As Clifton Fadiman says in one edition of The Martian Chronicles Prefatory Note: "Mr. Bradbury has caught hold of a simple, obvious but overwhelmingly important moral idea... That idea--highlighted as every passing month produces a new terrifying lunacy: sputniks,super-sputniks, projected assaults on the moon, projected manned satellites--is that we are in the grip of a psychosis, a technology-mania, the final consequence of which can only be universal murder and quite conceivably the destruction of our planet." Bradbury's paradigm was very different from those of his science 'fictioneer' peers. Since humanity has not heeded his warnings, let's hope his dire prophesies do not come to pass.
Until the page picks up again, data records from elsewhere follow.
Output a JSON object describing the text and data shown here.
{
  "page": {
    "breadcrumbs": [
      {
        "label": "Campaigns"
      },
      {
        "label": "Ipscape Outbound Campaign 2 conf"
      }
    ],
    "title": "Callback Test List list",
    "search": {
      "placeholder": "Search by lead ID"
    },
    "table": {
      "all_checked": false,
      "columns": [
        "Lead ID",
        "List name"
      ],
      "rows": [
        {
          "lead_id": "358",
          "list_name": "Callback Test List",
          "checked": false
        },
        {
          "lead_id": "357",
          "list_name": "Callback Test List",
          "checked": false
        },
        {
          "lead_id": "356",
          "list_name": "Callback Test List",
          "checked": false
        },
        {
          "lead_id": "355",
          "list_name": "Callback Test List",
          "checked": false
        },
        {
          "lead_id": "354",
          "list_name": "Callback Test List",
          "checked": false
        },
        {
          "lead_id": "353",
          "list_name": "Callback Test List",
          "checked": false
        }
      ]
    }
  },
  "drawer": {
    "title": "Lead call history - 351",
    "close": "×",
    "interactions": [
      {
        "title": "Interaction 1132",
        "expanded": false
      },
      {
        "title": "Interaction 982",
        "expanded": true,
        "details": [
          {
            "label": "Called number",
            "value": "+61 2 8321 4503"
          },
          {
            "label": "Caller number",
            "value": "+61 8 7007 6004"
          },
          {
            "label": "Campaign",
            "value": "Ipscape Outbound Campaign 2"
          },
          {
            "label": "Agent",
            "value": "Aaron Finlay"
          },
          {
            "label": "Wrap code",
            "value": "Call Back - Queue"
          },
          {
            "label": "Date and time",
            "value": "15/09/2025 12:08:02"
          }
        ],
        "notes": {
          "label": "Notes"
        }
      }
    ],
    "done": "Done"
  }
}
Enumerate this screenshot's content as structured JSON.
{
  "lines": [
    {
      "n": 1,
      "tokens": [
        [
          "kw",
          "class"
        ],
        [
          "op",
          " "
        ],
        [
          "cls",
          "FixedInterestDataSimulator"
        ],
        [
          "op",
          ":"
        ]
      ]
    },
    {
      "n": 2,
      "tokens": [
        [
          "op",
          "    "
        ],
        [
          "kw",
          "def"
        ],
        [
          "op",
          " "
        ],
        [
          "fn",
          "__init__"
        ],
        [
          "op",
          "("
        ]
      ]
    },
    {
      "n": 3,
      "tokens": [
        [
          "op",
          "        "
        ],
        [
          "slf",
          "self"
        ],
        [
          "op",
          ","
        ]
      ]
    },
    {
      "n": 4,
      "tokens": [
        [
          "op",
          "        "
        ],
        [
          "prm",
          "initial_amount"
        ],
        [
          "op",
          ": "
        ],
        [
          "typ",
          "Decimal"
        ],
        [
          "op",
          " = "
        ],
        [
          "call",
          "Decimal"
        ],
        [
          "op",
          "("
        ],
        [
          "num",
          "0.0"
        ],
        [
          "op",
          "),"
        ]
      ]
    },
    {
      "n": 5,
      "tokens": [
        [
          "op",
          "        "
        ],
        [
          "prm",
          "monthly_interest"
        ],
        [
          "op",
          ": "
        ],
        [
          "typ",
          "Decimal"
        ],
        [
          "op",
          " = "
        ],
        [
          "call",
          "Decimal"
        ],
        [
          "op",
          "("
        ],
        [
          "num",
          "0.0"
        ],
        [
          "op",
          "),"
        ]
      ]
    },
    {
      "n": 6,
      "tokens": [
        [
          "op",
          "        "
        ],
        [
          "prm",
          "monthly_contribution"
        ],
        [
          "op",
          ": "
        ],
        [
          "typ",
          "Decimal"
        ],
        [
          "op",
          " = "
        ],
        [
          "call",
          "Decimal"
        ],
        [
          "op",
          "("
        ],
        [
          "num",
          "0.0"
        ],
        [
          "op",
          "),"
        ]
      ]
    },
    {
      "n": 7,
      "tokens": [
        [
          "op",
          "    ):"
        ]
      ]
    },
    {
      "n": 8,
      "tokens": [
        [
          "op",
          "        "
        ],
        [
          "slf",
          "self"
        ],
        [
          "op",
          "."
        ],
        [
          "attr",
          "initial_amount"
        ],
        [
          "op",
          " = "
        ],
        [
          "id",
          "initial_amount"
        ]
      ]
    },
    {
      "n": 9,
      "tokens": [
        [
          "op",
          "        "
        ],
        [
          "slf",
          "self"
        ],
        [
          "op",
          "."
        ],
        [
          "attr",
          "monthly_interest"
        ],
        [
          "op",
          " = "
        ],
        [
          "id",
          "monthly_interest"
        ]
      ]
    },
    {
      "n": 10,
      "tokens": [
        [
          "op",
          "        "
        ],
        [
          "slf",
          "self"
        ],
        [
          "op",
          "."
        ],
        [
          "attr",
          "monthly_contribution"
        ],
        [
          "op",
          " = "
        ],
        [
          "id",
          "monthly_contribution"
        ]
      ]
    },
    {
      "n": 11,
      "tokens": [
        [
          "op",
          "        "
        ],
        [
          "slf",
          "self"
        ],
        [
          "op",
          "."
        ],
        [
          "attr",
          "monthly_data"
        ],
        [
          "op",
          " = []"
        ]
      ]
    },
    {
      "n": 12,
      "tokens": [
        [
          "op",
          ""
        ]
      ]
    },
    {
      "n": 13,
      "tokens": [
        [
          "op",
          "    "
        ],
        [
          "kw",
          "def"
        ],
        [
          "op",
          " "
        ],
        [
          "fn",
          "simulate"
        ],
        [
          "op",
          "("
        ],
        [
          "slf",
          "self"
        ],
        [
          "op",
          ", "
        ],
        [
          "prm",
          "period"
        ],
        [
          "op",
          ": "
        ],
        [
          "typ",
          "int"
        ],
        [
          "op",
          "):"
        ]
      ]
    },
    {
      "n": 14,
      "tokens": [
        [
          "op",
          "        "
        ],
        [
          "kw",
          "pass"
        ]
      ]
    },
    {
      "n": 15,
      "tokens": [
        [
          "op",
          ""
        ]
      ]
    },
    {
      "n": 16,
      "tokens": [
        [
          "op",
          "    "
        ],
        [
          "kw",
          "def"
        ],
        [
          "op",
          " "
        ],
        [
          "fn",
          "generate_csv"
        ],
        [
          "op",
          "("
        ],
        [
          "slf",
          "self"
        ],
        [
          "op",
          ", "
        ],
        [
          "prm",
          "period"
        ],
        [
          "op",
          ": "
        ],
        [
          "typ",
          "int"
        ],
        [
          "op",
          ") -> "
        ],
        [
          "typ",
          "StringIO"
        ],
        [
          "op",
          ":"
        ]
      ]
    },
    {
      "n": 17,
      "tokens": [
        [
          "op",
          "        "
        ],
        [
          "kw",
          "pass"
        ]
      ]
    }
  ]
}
There's a fascinating interview about Bradbury posted at The Paris Review: Ray Bradbury, The Art of Fiction No. 203. Check it out!

Rest in peace, Mr. Bradbury.

05 June 2012

Check it out!

I hope you've already checked out the awesome new issue of Electric Spec. In case there was something you missed, here's a run-down of its excellent-ness. (Yes, editors are allowed to make up words.)

What's the key to kicking off a great summer? Great speculative fiction stories! And we just happen to have several you are sure to enjoy. Returning Electric Spec author A.L. Sirois brings us a startling look at the future of musical entertainment in "Itinerate Pandemonium." Those who love high fantasy will flock to "They Who Ride Griffons" by K.R. Hager. Also in the fantasy department, we bring you Larry Hodges' "In the Belly of the Beast," which presents a whole new take on dragon hunting. If you're looking for a note of tragedy with your sci-fi, read "Time Debt" by D. Thomas Minton. And, just in time for summer, we have "Deep Deep" by Karen Munro, a summer camp story with a side of slipstream. If any of you are planning a trip to Vegas, you may want to read the cautionary tale included in this month's Editor's Corner "My Kingdom for a Gislestorch". As if all this fiction were not enough to get you going, this issue features an exiting interview with first-class science fiction author Warren Hammond, and our film critic explains how the horror film A Cabin in the Woods relates to world politics.

Thank you very much to all our authors and columnists, our tech support folks, our slush reader and everyone else who helped put this issue together. We appreciate you!

And "Thank You" readers! Without you, we wouldn't exist!